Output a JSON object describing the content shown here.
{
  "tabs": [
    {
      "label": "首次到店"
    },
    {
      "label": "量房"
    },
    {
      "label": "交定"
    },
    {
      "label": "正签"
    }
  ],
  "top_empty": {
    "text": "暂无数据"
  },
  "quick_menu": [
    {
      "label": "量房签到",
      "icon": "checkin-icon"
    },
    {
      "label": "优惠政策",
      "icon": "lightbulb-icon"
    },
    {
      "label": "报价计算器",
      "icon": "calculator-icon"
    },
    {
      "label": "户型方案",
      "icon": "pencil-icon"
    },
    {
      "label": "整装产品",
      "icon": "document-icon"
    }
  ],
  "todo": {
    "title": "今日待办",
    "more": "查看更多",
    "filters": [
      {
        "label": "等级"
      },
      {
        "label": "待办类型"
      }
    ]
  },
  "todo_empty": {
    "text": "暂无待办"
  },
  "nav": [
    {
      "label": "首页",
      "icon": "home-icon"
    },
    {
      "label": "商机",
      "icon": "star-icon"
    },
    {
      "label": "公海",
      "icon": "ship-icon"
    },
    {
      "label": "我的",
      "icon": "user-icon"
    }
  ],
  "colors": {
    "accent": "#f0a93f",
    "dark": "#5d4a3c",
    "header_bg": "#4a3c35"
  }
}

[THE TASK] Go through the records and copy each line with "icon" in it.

[ANSWER BELOW]
      "icon": "checkin-icon"
      "icon": "lightbulb-icon"
      "icon": "calculator-icon"
      "icon": "pencil-icon"
      "icon": "document-icon"
      "icon": "home-icon"
      "icon": "star-icon"
      "icon": "ship-icon"
      "icon": "user-icon"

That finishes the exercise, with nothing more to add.